> [Assignment] Lines below that hold the word "hockel" must be copied in full.

Entries from a dataset of interfaces
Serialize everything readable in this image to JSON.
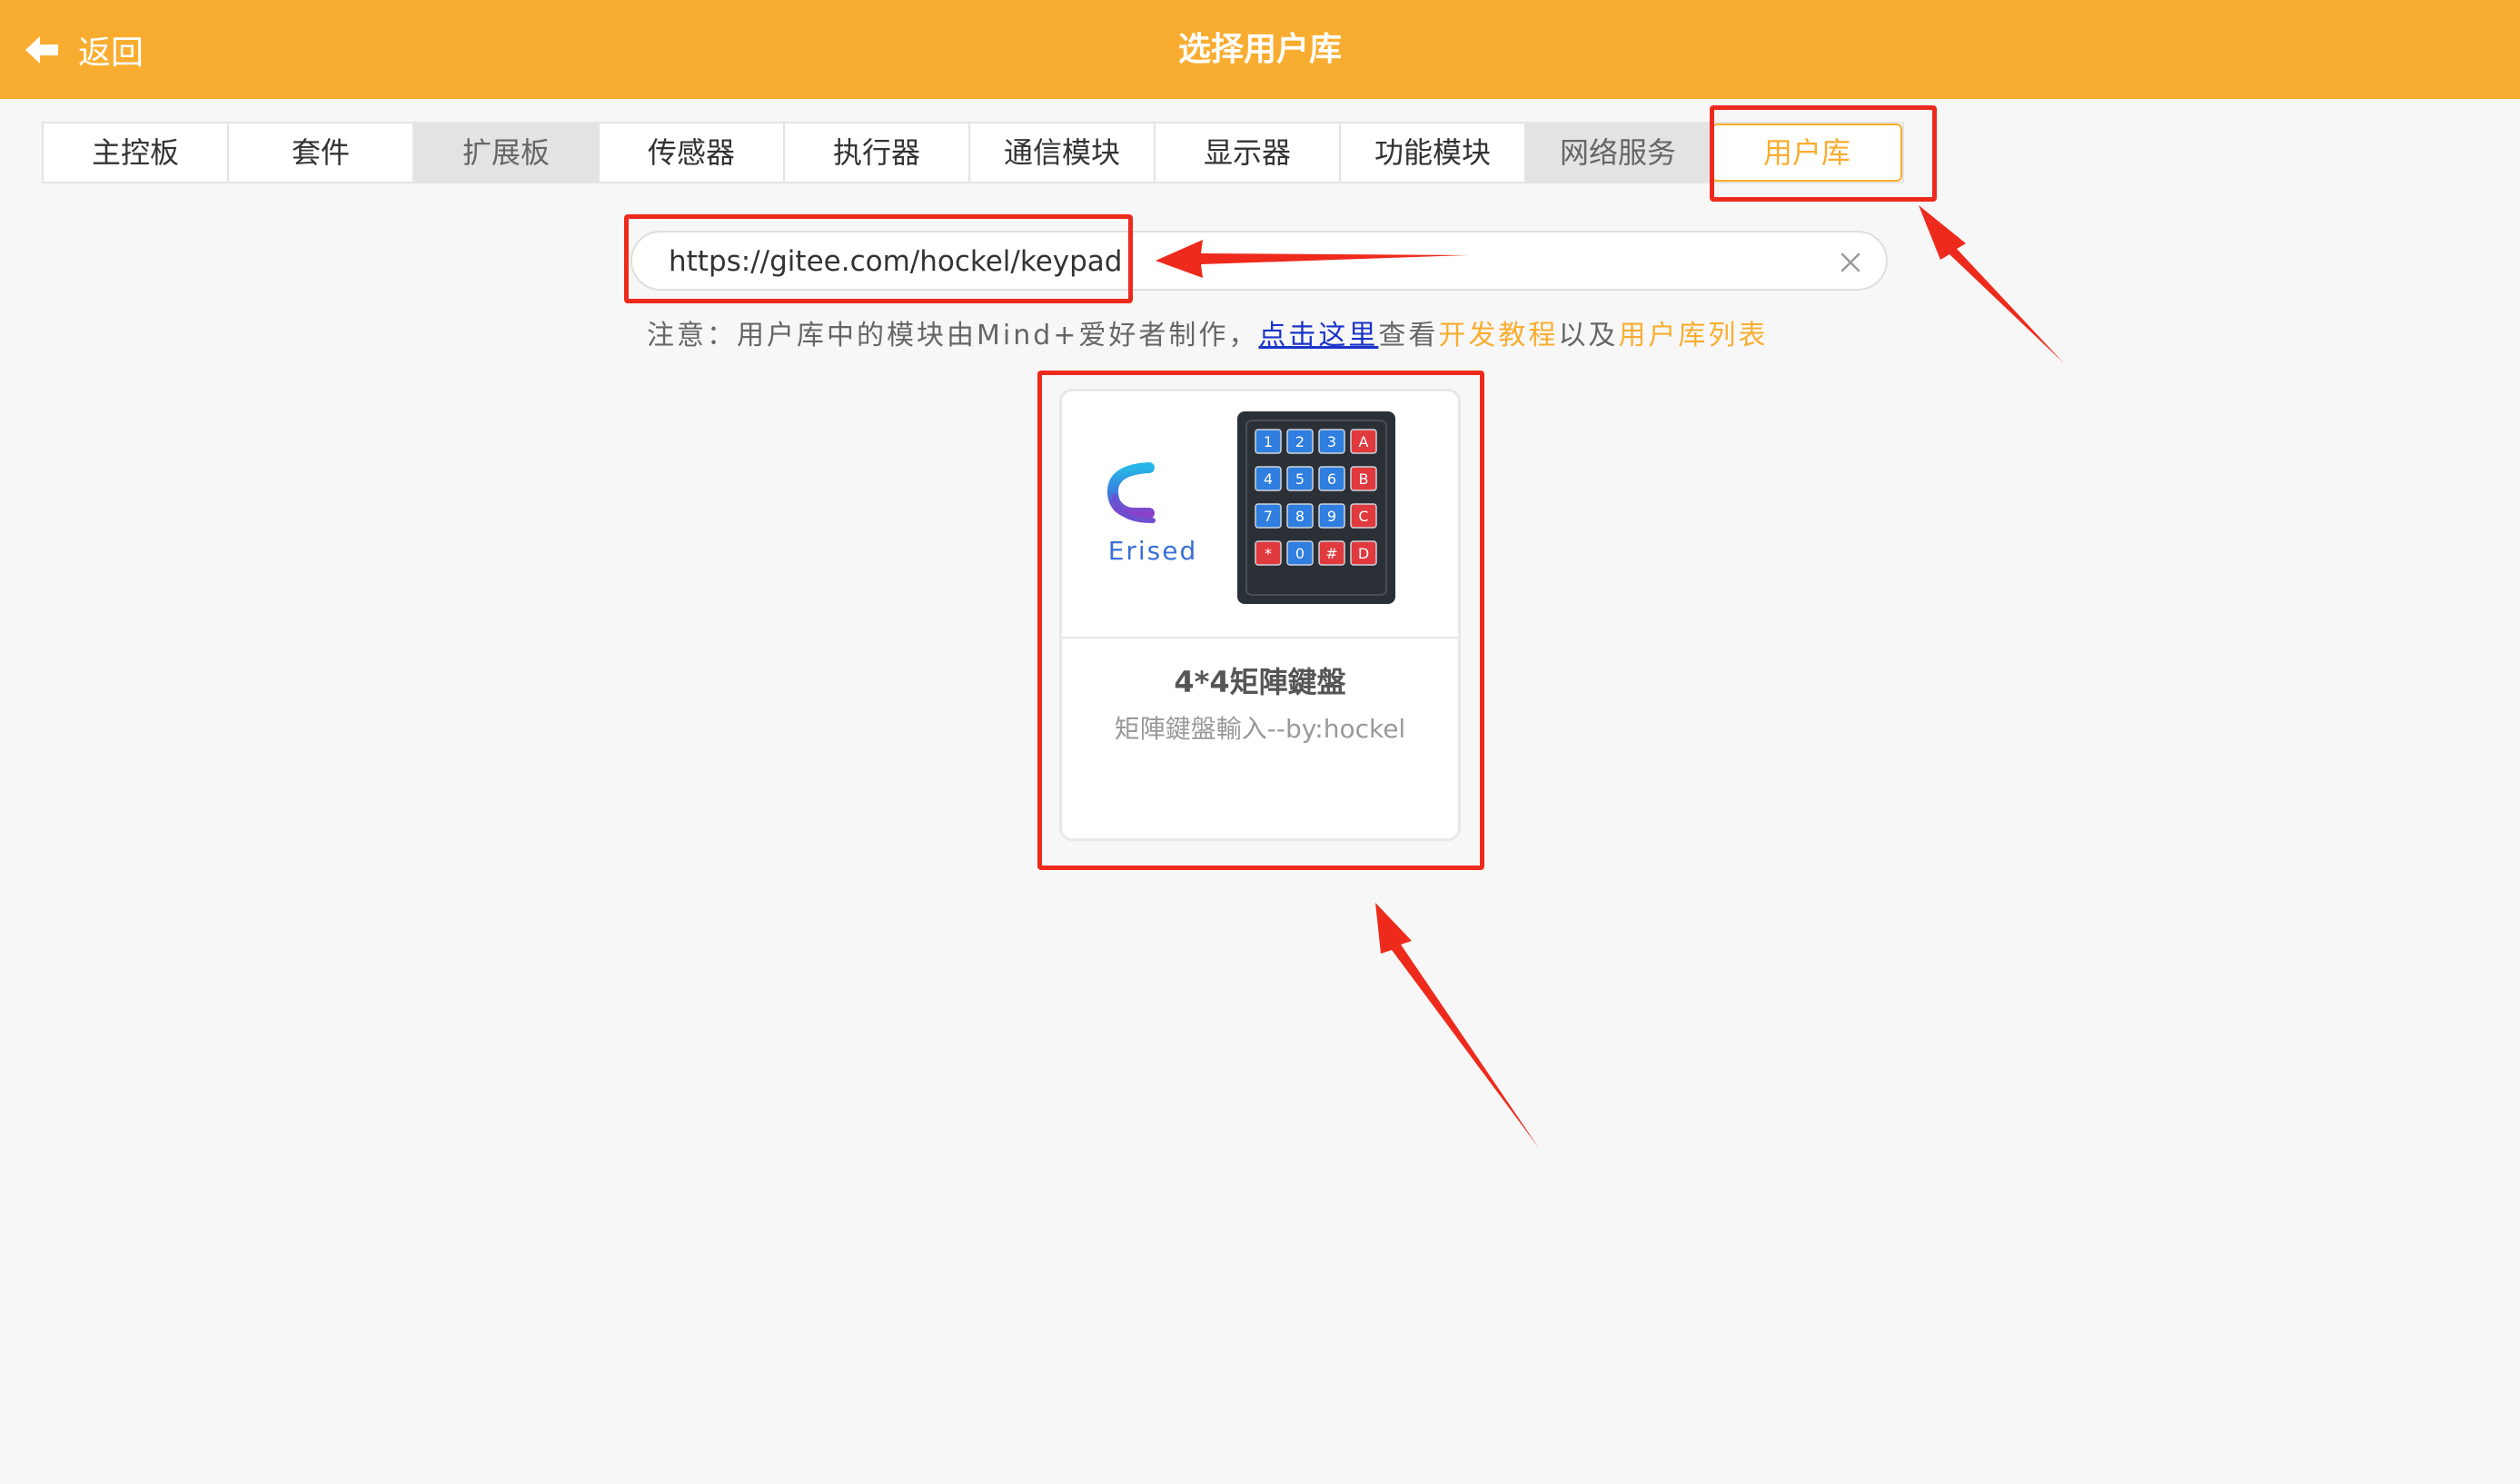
{
  "header": {
    "back_label": "返回",
    "title": "选择用户库",
    "background_color": "#f9ad30"
  },
  "tabs": [
    {
      "label": "主控板"
    },
    {
      "label": "套件"
    },
    {
      "label": "扩展板"
    },
    {
      "label": "传感器"
    },
    {
      "label": "执行器"
    },
    {
      "label": "通信模块"
    },
    {
      "label": "显示器"
    },
    {
      "label": "功能模块"
    },
    {
      "label": "网络服务"
    },
    {
      "label": "用户库",
      "active": true
    }
  ],
  "search": {
    "value": "https://gitee.com/hockel/keypad"
  },
  "notice": {
    "prefix": "注意：用户库中的模块由Mind+爱好者制作，",
    "link_here": "点击这里",
    "view": "查看",
    "dev_tutorial": "开发教程",
    "and": "以及",
    "user_lib_list": "用户库列表"
  },
  "card": {
    "logo_text": "Erised",
    "title": "4*4矩陣鍵盤",
    "description": "矩陣鍵盤輸入--by:hockel",
    "keypad_keys": [
      "1",
      "2",
      "3",
      "A",
      "4",
      "5",
      "6",
      "B",
      "7",
      "8",
      "9",
      "C",
      "*",
      "0",
      "#",
      "D"
    ]
  },
  "colors": {
    "accent": "#f9ad30",
    "annotation": "#ee2a1c",
    "link": "#1a33c9"
  }
}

> [Task output]
    "value": "https://gitee.com/hockel/keypad"
    "description": "矩陣鍵盤輸入--by:hockel",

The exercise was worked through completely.